## [What to work on]
Exactly as written, return all the data, leaving its pictures behind.

(Interface dataset entries)

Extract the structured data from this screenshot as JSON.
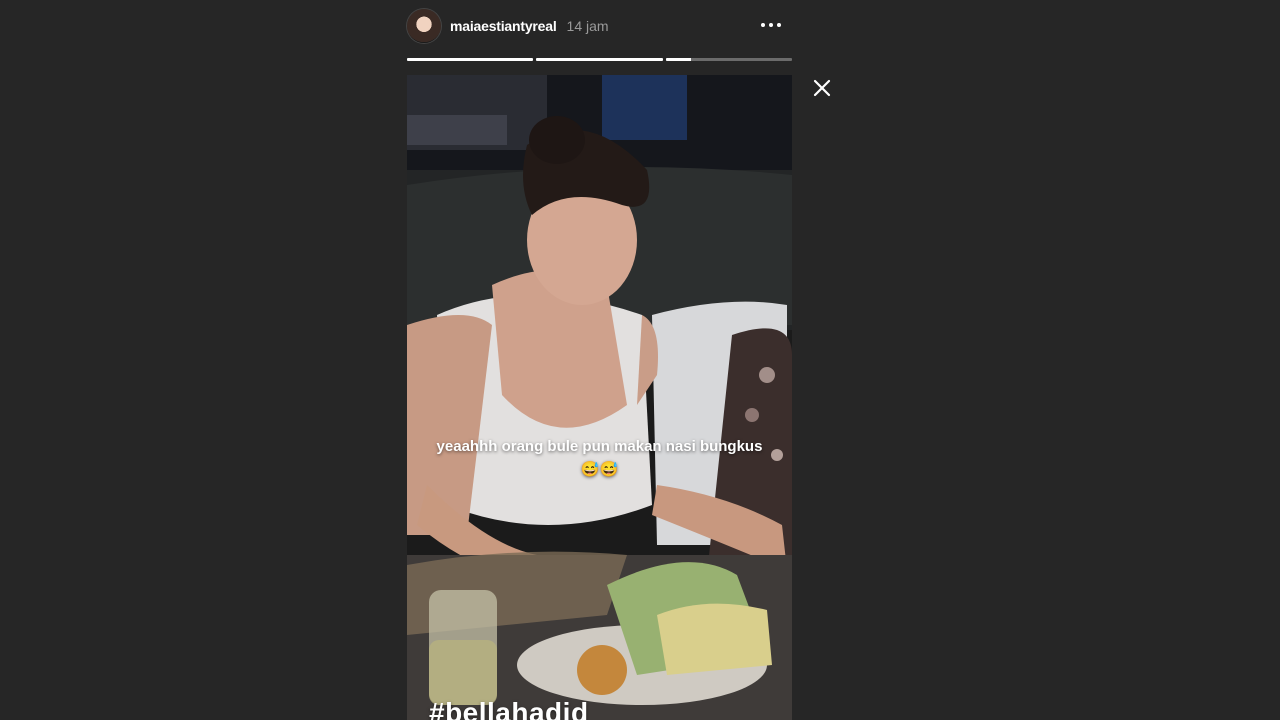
{
  "story": {
    "username": "maiaestiantyreal",
    "timestamp": "14 jam",
    "caption": "yeaahhh orang bule pun makan nasi bungkus 😅😅",
    "hashtag": "#bellahadid",
    "progress": [
      1.0,
      1.0,
      0.2
    ]
  },
  "icons": {
    "more": "more-horizontal-icon",
    "close": "close-icon"
  },
  "colors": {
    "background": "#262626",
    "progress_done": "#ffffff",
    "progress_pending": "#6b6b6b"
  }
}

## [Answer]
Extract the structured data from this screenshot as JSON.
{
  "story": {
    "username": "maiaestiantyreal",
    "timestamp": "14 jam",
    "caption": "yeaahhh orang bule pun makan nasi bungkus 😅😅",
    "hashtag": "#bellahadid",
    "progress": [
      1.0,
      1.0,
      0.2
    ]
  },
  "icons": {
    "more": "more-horizontal-icon",
    "close": "close-icon"
  },
  "colors": {
    "background": "#262626",
    "progress_done": "#ffffff",
    "progress_pending": "#6b6b6b"
  }
}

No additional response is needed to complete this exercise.